Dataset rows for apps and sites
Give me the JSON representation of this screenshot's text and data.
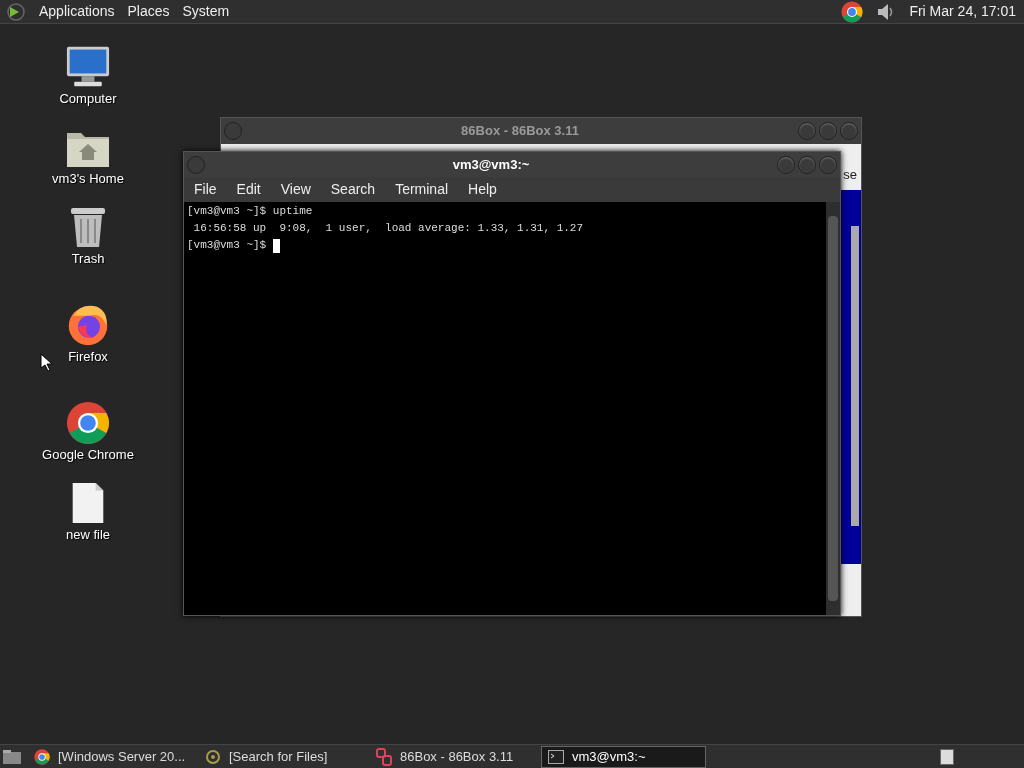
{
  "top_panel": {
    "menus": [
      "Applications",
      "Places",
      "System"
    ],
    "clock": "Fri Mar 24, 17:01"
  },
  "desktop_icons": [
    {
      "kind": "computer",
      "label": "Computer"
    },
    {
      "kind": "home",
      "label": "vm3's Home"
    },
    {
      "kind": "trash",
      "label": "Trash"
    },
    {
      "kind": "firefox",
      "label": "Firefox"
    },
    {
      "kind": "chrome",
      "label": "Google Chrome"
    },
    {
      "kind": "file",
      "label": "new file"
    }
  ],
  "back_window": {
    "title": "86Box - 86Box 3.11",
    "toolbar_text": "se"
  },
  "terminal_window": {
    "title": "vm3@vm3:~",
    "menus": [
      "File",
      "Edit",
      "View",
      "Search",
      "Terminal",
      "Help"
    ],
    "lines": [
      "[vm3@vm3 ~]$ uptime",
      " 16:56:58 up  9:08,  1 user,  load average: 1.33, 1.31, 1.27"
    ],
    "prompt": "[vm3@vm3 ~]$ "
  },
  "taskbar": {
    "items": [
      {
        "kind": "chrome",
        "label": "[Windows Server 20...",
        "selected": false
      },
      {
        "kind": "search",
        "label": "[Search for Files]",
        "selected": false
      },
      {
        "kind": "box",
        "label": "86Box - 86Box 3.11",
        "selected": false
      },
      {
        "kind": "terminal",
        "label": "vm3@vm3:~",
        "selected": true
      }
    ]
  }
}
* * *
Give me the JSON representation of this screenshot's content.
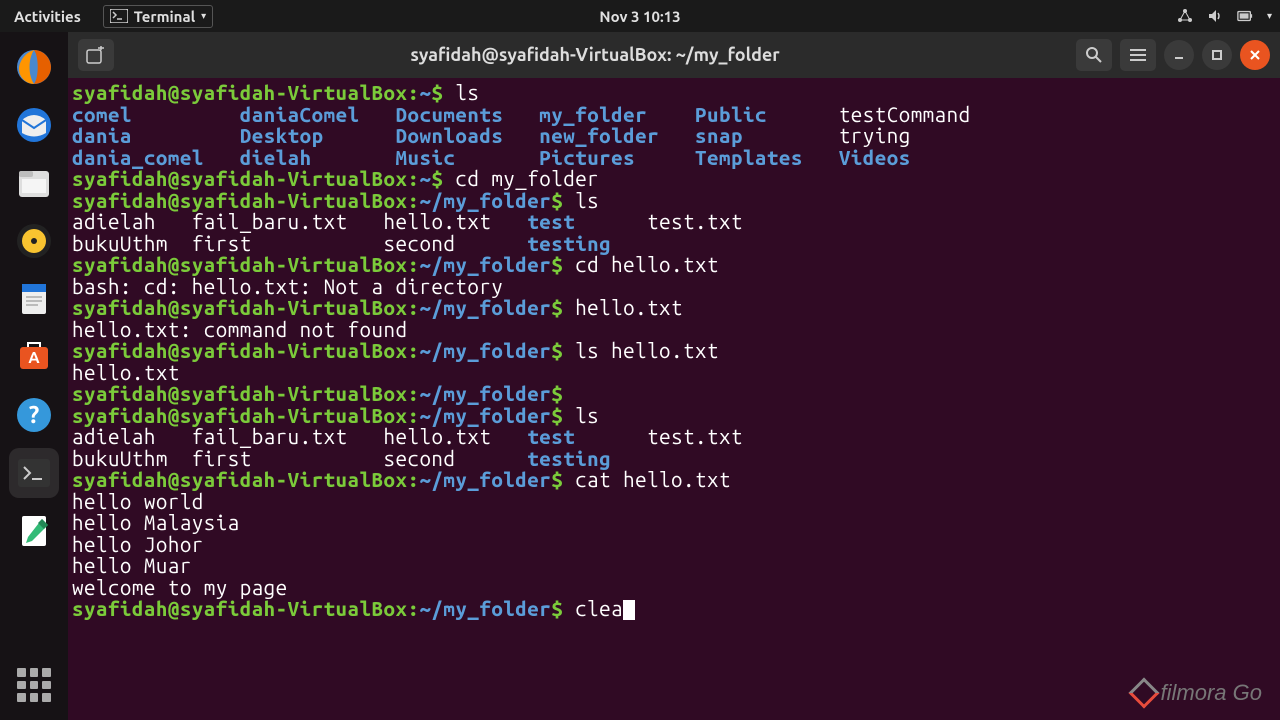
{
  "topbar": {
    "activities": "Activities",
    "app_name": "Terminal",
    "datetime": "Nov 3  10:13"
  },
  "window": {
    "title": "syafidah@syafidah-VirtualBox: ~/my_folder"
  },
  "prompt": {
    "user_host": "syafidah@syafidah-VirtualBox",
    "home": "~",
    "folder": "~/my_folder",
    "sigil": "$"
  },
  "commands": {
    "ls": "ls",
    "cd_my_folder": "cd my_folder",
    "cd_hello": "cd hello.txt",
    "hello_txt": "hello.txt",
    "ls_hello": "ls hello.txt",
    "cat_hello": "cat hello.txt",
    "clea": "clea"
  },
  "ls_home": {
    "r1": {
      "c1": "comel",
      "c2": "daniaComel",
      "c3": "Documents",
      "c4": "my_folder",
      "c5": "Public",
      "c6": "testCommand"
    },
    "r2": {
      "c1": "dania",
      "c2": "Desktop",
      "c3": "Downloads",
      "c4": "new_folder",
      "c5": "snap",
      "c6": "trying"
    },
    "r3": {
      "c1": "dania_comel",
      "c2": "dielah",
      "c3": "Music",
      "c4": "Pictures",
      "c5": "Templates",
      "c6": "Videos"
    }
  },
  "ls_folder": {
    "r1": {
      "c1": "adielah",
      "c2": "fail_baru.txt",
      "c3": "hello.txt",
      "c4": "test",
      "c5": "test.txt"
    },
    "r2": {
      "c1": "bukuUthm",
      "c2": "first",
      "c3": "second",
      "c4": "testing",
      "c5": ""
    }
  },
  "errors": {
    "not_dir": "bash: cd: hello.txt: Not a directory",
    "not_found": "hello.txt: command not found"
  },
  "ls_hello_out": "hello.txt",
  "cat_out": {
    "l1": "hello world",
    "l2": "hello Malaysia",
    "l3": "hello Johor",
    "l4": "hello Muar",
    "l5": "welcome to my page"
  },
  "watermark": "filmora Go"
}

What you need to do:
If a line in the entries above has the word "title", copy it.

Reply to the exercise:
    "title": "86Box - 86Box 3.11",
    "title": "vm3@vm3:~",
    "title": "syafidah@syafidah-VirtualBox: ~/my_folder"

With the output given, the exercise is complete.